►

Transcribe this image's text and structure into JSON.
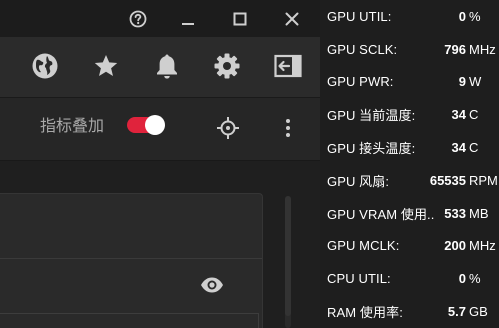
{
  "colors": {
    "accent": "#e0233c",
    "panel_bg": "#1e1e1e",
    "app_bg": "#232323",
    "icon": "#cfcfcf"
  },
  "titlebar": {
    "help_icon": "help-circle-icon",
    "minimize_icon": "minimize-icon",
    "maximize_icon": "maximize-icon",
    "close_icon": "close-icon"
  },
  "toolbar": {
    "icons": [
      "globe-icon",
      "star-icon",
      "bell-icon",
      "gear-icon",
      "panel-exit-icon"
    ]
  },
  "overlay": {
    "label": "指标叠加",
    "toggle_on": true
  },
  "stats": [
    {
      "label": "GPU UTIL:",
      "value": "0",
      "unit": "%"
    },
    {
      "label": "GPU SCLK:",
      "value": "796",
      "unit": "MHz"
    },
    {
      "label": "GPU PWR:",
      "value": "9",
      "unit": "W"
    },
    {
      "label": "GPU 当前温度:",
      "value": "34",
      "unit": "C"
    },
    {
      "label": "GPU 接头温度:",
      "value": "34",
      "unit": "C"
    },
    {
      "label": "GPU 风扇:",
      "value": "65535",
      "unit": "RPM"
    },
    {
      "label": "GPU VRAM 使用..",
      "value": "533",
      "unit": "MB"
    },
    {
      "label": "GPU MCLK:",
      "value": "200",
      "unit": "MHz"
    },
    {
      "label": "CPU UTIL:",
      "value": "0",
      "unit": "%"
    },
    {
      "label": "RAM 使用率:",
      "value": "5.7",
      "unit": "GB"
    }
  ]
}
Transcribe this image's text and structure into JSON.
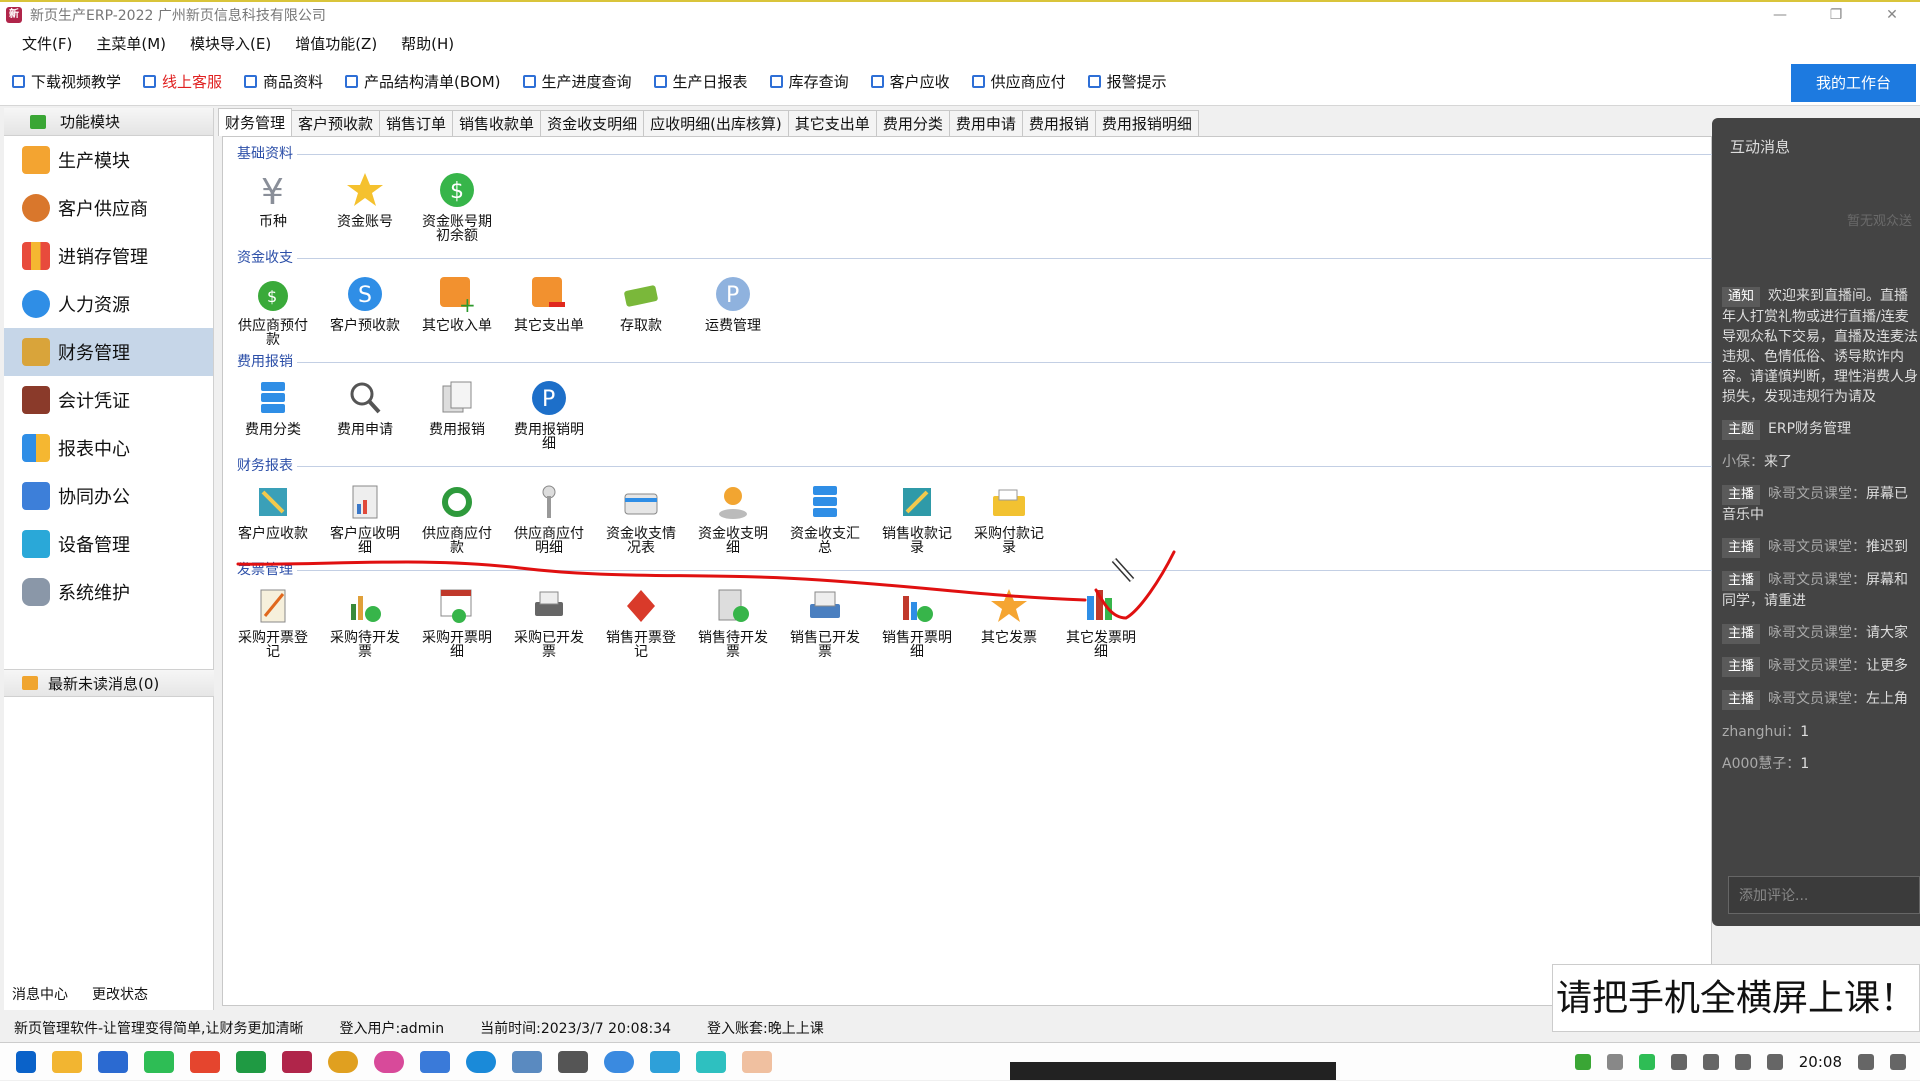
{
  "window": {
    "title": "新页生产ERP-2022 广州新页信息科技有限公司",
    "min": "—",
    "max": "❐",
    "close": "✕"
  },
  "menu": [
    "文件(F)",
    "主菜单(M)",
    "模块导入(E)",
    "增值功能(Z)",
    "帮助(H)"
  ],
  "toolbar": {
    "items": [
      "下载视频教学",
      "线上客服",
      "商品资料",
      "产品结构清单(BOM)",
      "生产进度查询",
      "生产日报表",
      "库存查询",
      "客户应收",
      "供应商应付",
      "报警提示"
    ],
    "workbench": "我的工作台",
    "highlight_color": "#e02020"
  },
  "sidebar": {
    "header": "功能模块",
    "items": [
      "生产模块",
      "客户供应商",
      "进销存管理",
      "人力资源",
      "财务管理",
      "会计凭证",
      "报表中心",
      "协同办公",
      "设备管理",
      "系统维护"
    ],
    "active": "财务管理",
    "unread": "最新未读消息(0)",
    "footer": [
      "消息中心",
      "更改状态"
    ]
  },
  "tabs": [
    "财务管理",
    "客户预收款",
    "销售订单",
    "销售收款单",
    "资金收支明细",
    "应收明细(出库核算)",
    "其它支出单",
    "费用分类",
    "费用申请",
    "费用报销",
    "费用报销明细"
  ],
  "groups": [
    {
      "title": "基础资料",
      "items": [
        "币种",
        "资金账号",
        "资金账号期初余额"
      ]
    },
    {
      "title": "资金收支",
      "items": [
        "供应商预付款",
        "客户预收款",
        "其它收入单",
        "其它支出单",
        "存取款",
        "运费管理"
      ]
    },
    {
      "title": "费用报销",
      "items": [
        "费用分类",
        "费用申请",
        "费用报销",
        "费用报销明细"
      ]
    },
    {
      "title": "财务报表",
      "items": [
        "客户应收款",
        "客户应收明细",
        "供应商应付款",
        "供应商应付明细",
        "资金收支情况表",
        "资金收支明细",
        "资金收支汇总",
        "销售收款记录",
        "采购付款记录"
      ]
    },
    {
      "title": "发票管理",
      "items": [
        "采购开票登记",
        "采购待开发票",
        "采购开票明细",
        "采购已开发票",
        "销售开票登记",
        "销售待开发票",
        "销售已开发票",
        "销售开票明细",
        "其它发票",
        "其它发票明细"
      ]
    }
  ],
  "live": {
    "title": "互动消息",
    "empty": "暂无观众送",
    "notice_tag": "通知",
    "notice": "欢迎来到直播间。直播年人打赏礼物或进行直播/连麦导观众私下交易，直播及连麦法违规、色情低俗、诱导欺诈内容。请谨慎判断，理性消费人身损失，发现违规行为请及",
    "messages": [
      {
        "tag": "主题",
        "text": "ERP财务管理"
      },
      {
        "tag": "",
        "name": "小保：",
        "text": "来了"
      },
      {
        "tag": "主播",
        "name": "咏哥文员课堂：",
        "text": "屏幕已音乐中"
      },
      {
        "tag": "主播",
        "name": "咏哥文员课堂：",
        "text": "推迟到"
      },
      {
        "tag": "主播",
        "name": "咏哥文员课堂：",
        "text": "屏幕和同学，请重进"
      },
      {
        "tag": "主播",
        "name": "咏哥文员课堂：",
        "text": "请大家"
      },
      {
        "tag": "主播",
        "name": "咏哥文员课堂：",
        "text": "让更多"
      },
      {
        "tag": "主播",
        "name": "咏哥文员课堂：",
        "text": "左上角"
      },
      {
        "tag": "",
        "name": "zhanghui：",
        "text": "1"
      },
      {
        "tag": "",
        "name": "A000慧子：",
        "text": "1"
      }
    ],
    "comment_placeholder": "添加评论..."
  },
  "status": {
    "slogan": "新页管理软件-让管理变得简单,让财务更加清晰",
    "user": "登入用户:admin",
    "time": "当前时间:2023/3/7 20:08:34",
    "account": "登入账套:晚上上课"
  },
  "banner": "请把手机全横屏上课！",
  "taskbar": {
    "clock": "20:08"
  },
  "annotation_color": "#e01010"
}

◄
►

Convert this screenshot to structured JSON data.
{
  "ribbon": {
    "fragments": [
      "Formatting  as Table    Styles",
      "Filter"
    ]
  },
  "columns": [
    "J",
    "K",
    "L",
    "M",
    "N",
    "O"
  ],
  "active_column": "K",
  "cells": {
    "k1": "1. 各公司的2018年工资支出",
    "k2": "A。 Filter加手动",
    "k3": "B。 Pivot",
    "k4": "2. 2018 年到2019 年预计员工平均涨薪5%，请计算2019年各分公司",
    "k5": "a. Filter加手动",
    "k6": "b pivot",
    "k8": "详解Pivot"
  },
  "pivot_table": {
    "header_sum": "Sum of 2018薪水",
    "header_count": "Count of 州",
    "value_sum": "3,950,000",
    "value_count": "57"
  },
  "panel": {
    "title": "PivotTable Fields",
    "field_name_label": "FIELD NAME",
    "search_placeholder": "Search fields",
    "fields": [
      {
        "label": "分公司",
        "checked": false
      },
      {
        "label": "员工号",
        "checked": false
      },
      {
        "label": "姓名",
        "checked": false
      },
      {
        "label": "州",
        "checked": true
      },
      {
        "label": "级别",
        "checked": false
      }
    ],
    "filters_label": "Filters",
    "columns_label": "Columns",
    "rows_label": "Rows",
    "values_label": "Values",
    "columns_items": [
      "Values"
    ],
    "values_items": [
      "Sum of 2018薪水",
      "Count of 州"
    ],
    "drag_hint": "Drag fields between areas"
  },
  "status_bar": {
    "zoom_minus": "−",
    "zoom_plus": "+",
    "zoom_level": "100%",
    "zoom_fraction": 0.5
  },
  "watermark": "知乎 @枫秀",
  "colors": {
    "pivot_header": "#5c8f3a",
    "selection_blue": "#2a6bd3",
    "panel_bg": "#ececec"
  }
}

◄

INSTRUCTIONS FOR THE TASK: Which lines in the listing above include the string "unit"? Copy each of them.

EXPECTED OUTPUT:
      "unit": "%"
      "unit": "MHz"
      "unit": "W"
      "unit": "C"
      "unit": "C"
      "unit": "RPM"
      "unit": "MB"
      "unit": "MHz"
      "unit": "%"
      "unit": "GB"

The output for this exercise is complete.